- According to the game manual for Street Fighter II, Blanka learned how to electrify his skin by observing electric eels. Apparently it's a skill, like basket weaving or flower arranging.
- One of the bigger, nastier creatures that can assail you in Subnautica is the Ampeel, a large, armored eel-like creature covered in electric prongs. It is able to generate an electrical field that does a fair amount of damage to a player and a noticeable amount of damage to all vehicles. It is one of the more dangerous foes that a Cyclops submarine can face, especially because it is undeterred by electrical defense fields and must instead by driven off by stasis rifles, repulsion cannons, or torpedoes.
- World of Warcraft possesses a few eel-type monsters in Zangarmarsh that have (rather weak) electric powers.
- One of the weapons in the Flash game Crush the Castle 2 is a jar containing electric eels. When it smashes against a conductive surface, it zaps everything in contact with that surface.
- Used in the Beetlejuice animated series episode "Road Hawg", where Beetlejuice builds himself a vicious motorcycle made from nasty parts, to which he added two electric eels, giving Road Hawg an electric charge.
- In one episode of Brandy & Mr. Whiskers, Whiskers gets attacked by an electric eel that somehow ended up in his swim trunks. In another, he uses one to recharge a handheld gaming console. Unlike most examples, this one makes sense as the show is set in The Amazon Rainforest.
- The Flintstones occasionally features electric eels as a power source for some of their Stone Age devices (such as microwave ovens in the 90s TV-movies).
- The Mad Scientist in Gargoyles who worked out a way to change humans into Gargoyles - sort of - explained that the real Gargoyles had a magical means of storing solar energy as they slept through the day as stone. Lacking another animal that could do so, he decided to give his human-goyles the genes for an electric eel's electric organs, allowing them to fire bolts of lightning from their hands.
- Sevarius got "shocked to death" when Goliath kicks him into the tank containing said eels and he grabs onto one. Given that he survived the encounter with no ill effects and that it was all part of an overarching plan means he and Xanatos probably knew that his little pets were mostly harmless and were counting on Goliath and Derek to assume they're lethal to the touch.
- The CGI animated short A Gentlemen's Duel features a Victorian-era steampunk mecha... that also harbors several electrogenic fish. Their electricity is harnessed as a mode of attack.

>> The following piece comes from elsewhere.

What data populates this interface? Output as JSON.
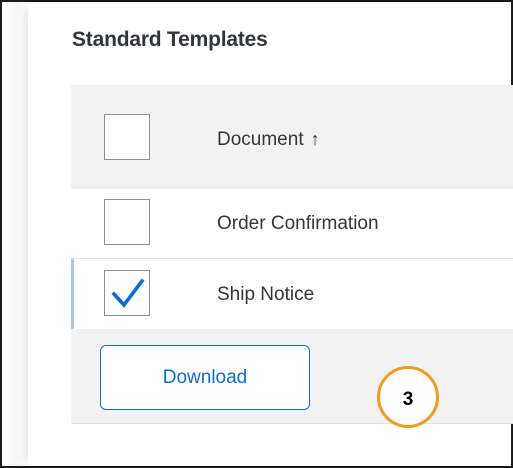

- Used in Kim Possible to allow Kim a chance to vent and lampshade the predictability of her rogues gallery and to predict the inevitable "Shocking!" line that the villain does indeed use.
- One of the cute but dangerous baby animals the harried Delivery Stork in Partly Cloudy must deliver is an adorable knifefish.

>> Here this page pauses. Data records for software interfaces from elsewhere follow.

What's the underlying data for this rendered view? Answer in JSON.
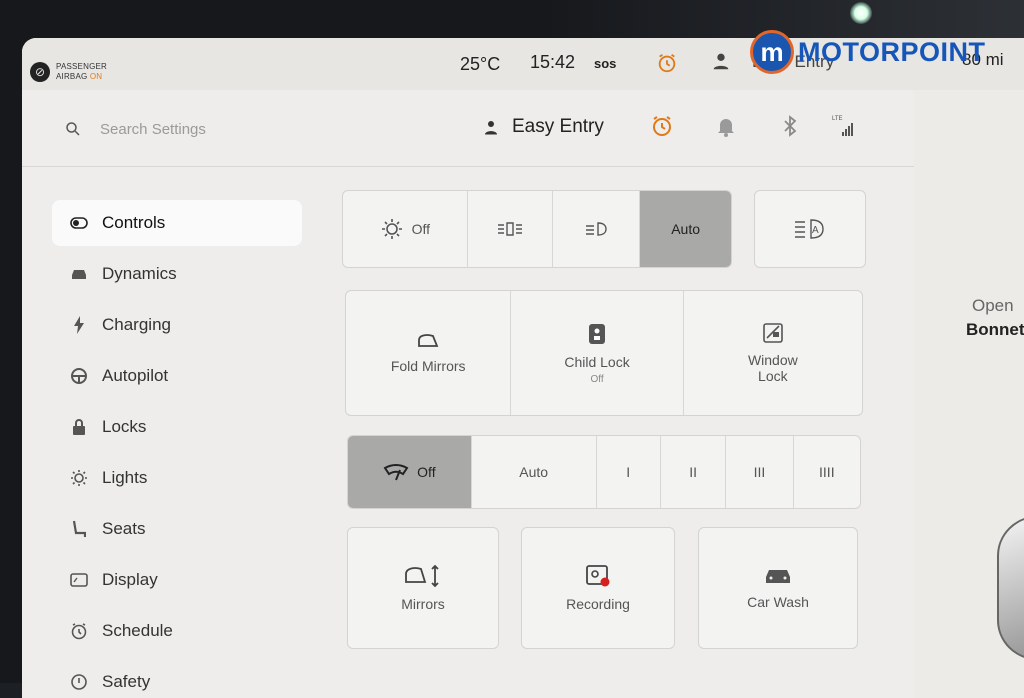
{
  "status_bar": {
    "airbag_line1": "PASSENGER",
    "airbag_line2": "AIRBAG",
    "airbag_state": "ON",
    "temperature": "25°C",
    "time": "15:42",
    "sos": "sos",
    "profile": "Easy Entry",
    "range": "80 mi"
  },
  "watermark": {
    "badge": "m",
    "text": "MOTORPOINT"
  },
  "topbar": {
    "search_placeholder": "Search Settings",
    "profile_name": "Easy Entry"
  },
  "sidebar": {
    "items": [
      {
        "label": "Controls",
        "icon": "toggle-icon",
        "active": true
      },
      {
        "label": "Dynamics",
        "icon": "car-icon"
      },
      {
        "label": "Charging",
        "icon": "bolt-icon"
      },
      {
        "label": "Autopilot",
        "icon": "steering-wheel-icon"
      },
      {
        "label": "Locks",
        "icon": "lock-icon"
      },
      {
        "label": "Lights",
        "icon": "sun-icon"
      },
      {
        "label": "Seats",
        "icon": "seat-icon"
      },
      {
        "label": "Display",
        "icon": "display-icon"
      },
      {
        "label": "Schedule",
        "icon": "clock-icon"
      },
      {
        "label": "Safety",
        "icon": "safety-icon"
      }
    ]
  },
  "lights": {
    "off_label": "Off",
    "auto_label": "Auto",
    "selected": "Auto"
  },
  "controls": {
    "fold_mirrors": "Fold Mirrors",
    "child_lock": "Child Lock",
    "child_lock_state": "Off",
    "window_lock_1": "Window",
    "window_lock_2": "Lock"
  },
  "wipers": {
    "off_label": "Off",
    "auto_label": "Auto",
    "speed1": "I",
    "speed2": "II",
    "speed3": "III",
    "speed4": "IIII",
    "selected": "Off"
  },
  "shortcuts": {
    "mirrors": "Mirrors",
    "recording": "Recording",
    "car_wash": "Car Wash"
  },
  "right_panel": {
    "open": "Open",
    "bonnet": "Bonnet"
  },
  "colors": {
    "accent_orange": "#e07a18",
    "record_red": "#d62020",
    "logo_blue": "#1656b9"
  }
}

- In an episode of Robo Cop The Animated Series, a Mad Scientist gave one of his creations electric eel powers.
- Used by the Hooded Claw to power a Death Trap in The Perils of Penelope Pitstop episode "The Treacherous Movie Lot Plot".
- In The Simpsons' "The Cartridge Family":
Lenny: Assault weapons have gotten a lot of bad press lately, but they're manufactured for a reason: to take out today's modern super animals, such as the flying squirrel, and the electric eel!
- "Cape Feare" also featured electric eels menacing Bart when he tried to jump off a houseboat to escape Sideshow Bob. This despite the fact that they were nowhere near South America at the time. Also, the electric eels for some reason have snake-like tongues.
- A vat of Electric Eels and a special containment system are used for Electro's origin in The Spectacular Spider-Man.
- Electro (reimagined as an anthropomorphic electric eel) in Spider-Man Unlimited.
- Despite being based on a Japanese eel, Unagi from Sushi Pack uses electrical power to attack.